Conventional wisdom tells us that U.S. interest rates have nowhere to go but up. The depressed yields on U.S. Treasuries are at trading at historic lows and the Federal Reserve Bank can’t manipulate interest rates below zero percent. How much further can U.S. Treasury yields fall?
Conventional Wisdom is Wrong Again
A quick look at conventional wisdom about the state of the U.S. Treasury market illustrates how the bond market’s best minds have been badly wrong.
Look no further than Bill Gross, founder of PIMCO, manager of the largest bond mutual fund (NASDAQ:PTTRX) and one of the savviest fixed income investors anywhere.

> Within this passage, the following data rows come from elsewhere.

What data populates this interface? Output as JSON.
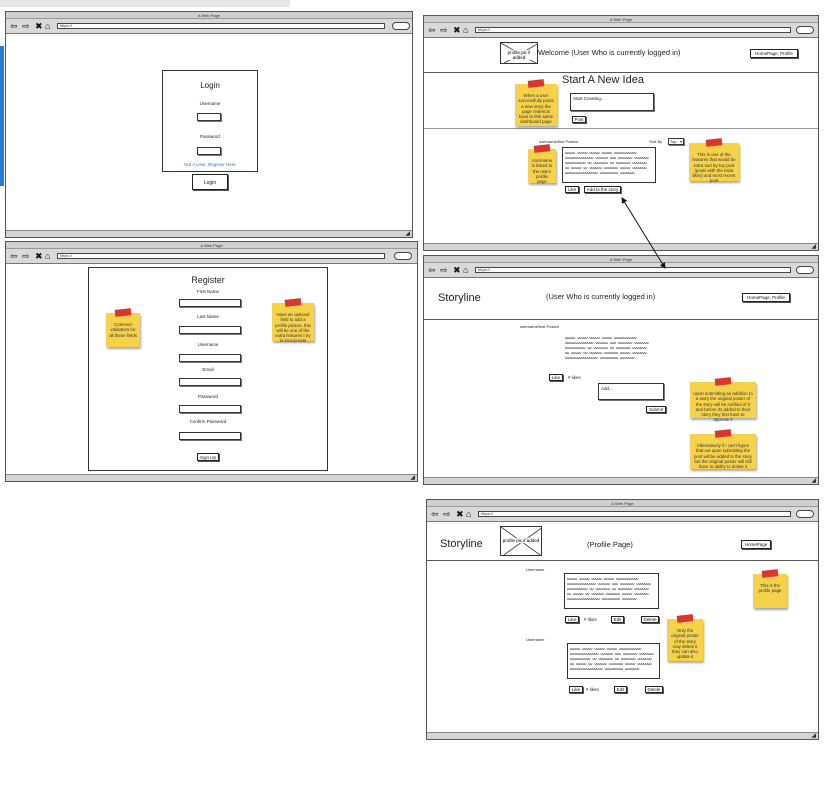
{
  "common": {
    "window_title": "A Web Page",
    "url": "https://"
  },
  "login": {
    "title": "Login",
    "username_label": "Username",
    "password_label": "Password",
    "register_link": "Not A User, Register Here",
    "login_button": "Login"
  },
  "register": {
    "title": "Register",
    "first_name": "First Name",
    "last_name": "Last Name",
    "username": "Username",
    "email": "Email",
    "password": "Password",
    "confirm_password": "Confirm Password",
    "signup_button": "Sign Up",
    "note_validators": "Common validators for all these fields",
    "note_profile_picture": "Have an optional field to add a profile picture, this will be one of the extra features I try to incorporate"
  },
  "dashboard": {
    "profile_pic": "profile pic if added",
    "welcome": "Welcome (User Who is currently logged in)",
    "homepage_profile_button": "HomePage, Profile",
    "heading": "Start A New Idea",
    "textarea_placeholder": "Start Creating...",
    "post_button": "Post",
    "posted_label": "username/first Posted",
    "sort_label": "Sort By",
    "sort_value": "Top",
    "story_text": "wwwww wwwww wwwww wwwww wwwwwwwwwww\nwwwwwwwwwwwwww wwwwww www wwwwwww wwwwwww\nwwwwwwwwww ww wwwwwww ww wwwwwww wwwwwww\nww wwwww ww wwwwww wwwwwww wwwww wwwwwww\nwwwwwwwwwwwwwwww wwwwwwwww wwwwwww",
    "like_button": "Like",
    "add_story_button": "Add to the story",
    "note_redirect": "When a user successfully posts a new story the page redirects back to this same dashboard page",
    "note_username": "Username is linked to the users profile page",
    "note_sort": "This is one of the features that would be extra sort by top post (posts with the most likes) and most recent post"
  },
  "storyline": {
    "brand": "Storyline",
    "user_title": "(User Who is currently logged in)",
    "homepage_profile_button": "HomePage, Profile",
    "posted_label": "username/first Posted",
    "like_button": "Like",
    "likes_count": "# likes",
    "add_placeholder": "Add...",
    "submit_button": "Submit",
    "note_submit": "Upon submitting an addition to a story the original poster of the story will be notified of it and before its added to their story they first have to approve it",
    "note_alternative": "Alternatively if I can't figure that out upon submitting the post will be added to the story but the original poster will still have to ability to delete it"
  },
  "profile": {
    "brand": "Storyline",
    "profile_pic": "profile pic if added",
    "title": "(Profile Page)",
    "homepage_button": "HomePage",
    "username_label": "Username",
    "like_button": "Like",
    "likes_count": "# likes",
    "edit_button": "Edit",
    "delete_button": "Delete",
    "note_profile": "This is the profile page",
    "note_owner": "Only the original poster of the story may delete it they can also update it"
  }
}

In 2011, Gross famously proclaimed that U.S. Treasuries offered no upside and it was time to bail. Treasury investors are destined “to get cooked like frogs in an increasingly hot pot of water,” are the exact words he used at Morningstar’s 2011 Investment conference.
Other well-known investors (too many to mention) agreed with Gross and recommended shorting Treasuries or bailing altogether. This mistaken view reached a climax as the U.S. neared its debt ceiling deadline in August 2011.
Meanwhile, ETFguide took an opposite view by writing to its subscribers:
“While losing the coveted AAA-rating is bad, it isn’t a total disaster. Even with a downgrade, U.S. debt would still be considered ‘investment grade.’ Our first recommendation is to ignore the noise being spread by major media establishments. Since 1960, Congress has acted 78 separate times to permanently raise, temporarily extend, or revise the definition of the debt limit.
If a debt deal gets completed, how will the U.S. government bond market react? Funds like the iShares Barclays 20+ Yr Treasury Bond ETF (NYSE:TLT), ProShares Ultra 20+ Yr ETF (NYSE:UBT), ProShares Ultra 7-10 Yr ETF (NYSEA:UST), Direxion Daily 30 Yr Treasury Bull 3x Shares (NYSEA:TMF) and other U.S. government bond ETFs would likely have relief rally. And therein lays the potential short-term profit opportunity to take long Treasury positions during today’s uncertainty.”
How did it turn out? U.S. Treasury ETFs ended 2011 substantially higher, easily beating stocks (NYSE:SPY). UBT was up 72.77%, UST increased 30.76%, TLT jumped 33.96% and TMF soared 109%.
Later that year, Gross issued a rare apology for betting against U.S. Treasuries.
Is this Time Different?
Today, the yield on 10-year Treasuries (NYSE:IEF) is around 1.59%. On a relative basis, that yield, while historically low, is still much higher compared to what similar maturing debt from other nations like Japan and Switzerland are yielding. This suggests that U.S. yields can do the unthinkable by falling further. Which ETFs will rise as a result and what are the trigger points for buying/selling?
The July 2012 ETF Profit Strategy Newsletter evaluates a confluence of other factors contributing to distortions in the U.S. Treasury market and how to profit. The Federal Reserve’s extension of Operation Twist through the end of the year is just one factor and the declining creditworthiness of European governments (NYSE:FXE) is yet another.
And contrary to what the convention wisdom is saying, the marketplace distortions occurring in the Treasury market could become even more extreme.
Source: Bloomberg, July 2012